Entertainment expenses are not directly related to the business if the activity occurred under circumstances with little or no possibility of engaging in the active conduct of the trade or business. These circumstances include an activity where the distractions are substantial, such as a meeting or discussion at a night club, theater, or sporting event. However, taking a customer to a meal at a restaurant or for drinks at a bar can be considered conducive to a business discussion, if there are no substantial distractions to a discussion.
Substantial business discussion
For expenses that are either directly related to or associated with business, the taxpayer must establish that the he or she conducted a substantial and bona fide business discussion with the customer.
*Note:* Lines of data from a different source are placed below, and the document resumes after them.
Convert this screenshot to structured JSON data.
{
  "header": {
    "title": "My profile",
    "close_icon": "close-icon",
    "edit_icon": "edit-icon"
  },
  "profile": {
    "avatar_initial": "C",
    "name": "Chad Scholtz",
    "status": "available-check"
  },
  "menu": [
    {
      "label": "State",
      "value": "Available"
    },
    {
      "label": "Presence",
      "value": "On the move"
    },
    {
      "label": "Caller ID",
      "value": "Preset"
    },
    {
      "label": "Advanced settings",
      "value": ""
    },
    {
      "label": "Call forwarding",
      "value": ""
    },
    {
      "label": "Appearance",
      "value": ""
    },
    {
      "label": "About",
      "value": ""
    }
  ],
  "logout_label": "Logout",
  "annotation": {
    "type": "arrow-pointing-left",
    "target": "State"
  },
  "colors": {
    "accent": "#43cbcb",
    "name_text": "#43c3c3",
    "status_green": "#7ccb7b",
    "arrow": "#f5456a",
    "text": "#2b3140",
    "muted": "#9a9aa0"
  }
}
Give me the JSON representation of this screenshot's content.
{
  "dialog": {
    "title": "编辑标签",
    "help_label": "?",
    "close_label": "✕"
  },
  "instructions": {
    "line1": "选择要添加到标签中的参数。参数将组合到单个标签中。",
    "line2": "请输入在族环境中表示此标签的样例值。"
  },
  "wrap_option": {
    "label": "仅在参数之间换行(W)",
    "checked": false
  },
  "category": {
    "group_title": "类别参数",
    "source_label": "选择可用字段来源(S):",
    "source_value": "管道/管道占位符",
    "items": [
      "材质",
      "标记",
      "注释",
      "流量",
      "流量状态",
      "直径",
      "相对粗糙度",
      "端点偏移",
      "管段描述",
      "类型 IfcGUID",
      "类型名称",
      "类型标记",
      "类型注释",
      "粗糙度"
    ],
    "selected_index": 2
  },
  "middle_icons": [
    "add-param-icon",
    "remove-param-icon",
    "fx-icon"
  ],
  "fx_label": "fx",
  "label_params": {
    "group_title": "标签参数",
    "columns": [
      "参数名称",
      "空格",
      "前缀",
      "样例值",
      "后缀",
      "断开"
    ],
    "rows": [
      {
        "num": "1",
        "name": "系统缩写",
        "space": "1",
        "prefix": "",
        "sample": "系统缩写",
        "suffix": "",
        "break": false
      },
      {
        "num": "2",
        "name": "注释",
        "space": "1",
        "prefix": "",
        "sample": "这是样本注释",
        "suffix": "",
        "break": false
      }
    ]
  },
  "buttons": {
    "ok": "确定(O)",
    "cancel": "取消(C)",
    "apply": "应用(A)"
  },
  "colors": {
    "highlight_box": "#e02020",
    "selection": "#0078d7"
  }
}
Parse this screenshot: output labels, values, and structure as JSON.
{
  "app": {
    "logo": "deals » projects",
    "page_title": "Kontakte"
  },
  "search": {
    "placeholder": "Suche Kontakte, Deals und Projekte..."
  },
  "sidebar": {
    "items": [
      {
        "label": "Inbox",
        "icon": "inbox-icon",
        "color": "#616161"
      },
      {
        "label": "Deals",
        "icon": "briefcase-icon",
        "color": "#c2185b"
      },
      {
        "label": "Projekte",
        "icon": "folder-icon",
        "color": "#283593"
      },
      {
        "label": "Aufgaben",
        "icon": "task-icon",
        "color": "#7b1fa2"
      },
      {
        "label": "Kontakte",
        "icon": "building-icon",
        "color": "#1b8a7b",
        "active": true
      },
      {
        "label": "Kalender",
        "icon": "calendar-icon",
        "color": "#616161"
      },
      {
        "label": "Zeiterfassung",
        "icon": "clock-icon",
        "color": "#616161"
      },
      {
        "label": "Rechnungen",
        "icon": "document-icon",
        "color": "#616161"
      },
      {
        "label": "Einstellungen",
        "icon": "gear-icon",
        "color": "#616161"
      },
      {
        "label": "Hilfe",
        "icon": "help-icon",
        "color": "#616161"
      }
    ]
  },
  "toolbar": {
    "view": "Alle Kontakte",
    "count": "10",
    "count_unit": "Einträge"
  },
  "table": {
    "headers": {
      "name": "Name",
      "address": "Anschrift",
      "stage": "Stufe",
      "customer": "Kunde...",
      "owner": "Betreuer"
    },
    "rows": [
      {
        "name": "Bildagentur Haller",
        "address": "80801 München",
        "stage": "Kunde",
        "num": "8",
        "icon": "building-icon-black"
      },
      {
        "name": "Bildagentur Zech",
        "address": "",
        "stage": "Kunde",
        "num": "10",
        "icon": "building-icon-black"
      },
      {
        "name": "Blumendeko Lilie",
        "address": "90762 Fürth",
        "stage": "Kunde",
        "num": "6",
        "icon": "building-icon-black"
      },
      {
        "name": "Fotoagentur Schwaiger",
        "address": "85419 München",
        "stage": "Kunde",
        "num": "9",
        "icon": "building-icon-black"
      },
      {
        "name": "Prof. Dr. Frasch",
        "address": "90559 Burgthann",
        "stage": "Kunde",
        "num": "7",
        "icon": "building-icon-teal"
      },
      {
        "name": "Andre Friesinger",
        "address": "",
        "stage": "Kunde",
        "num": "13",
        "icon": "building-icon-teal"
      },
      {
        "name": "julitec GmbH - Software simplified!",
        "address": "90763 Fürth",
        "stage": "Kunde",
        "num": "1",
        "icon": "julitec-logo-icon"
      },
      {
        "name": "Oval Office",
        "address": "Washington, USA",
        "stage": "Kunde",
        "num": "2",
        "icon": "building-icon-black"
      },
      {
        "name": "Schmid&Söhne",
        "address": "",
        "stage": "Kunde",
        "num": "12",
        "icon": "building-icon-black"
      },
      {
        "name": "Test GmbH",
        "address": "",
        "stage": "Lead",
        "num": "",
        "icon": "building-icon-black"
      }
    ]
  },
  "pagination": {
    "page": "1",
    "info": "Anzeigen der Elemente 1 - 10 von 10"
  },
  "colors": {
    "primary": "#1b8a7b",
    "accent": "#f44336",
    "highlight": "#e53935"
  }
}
The IRS has said that there is no specified length for a discussion to be substantial; all facts and circumstances will be considered. The discussion is substantial if the active conduct of the business was the principal character of the combined business and entertainment activity, but it is not necessary that more time be devoted to business than to entertainment.
For an activity that is associated with, the discussion can directly precede or follow the activity. For a discussion to be directly before or after the activity, it generally must be on the same day as the activity. However, facts and circumstances may allow the entertainment and the discussion to be on consecutive days, for example if the customer is from out of town.
The special rules for facilities do not apply to season tickets. Instead, the taxpayer must allocate the cost of the season tickets to each separate entertainment event. The amount deductible is limited to the face value of the ticket. For a "skybox" or other area leased and used exclusively by the taxpayer and guests, the amount deductible is limited to the face value of non-luxury seats for the area covered by the lease.
Under these rules, it appears that the deductible costs of baseball season tickets must be determined separately for each baseball game. Attendance at a baseball game would involve a "distracting" activity that is not conducive to a business discussion, so the cost of the game would not be directly related to the conduct of the trade or business. However, attendance at a game before or after the conduct of a substantial business discussion could qualify as being associated with the business; in these circumstances, the cost of the event would be deductible.
If the taxpayer provided food to the customer at the baseball game, the cost of the food would be deductible as part of the cost of the event. Some "luxury" seats include food provided by the baseball team to the ticket user. It appears that the taxpayer would have to determine the fair market value of the ticket and the food separately, although the costs of food actually provided to the customer may still be deductible.
Posted in Tax And Accounting Topics For Business
Disclaimer: The information contained in Dulin, Ward & DeWald’s blog is provided for general educational purposes only and should not be construed as financial or legal advice on any subject matter. Before taking any action based on this information, we strongly encourage you to consult competent legal, accounting or other professional advice about your specific situation. Questions on blog posts may be submitted to your DWD representative.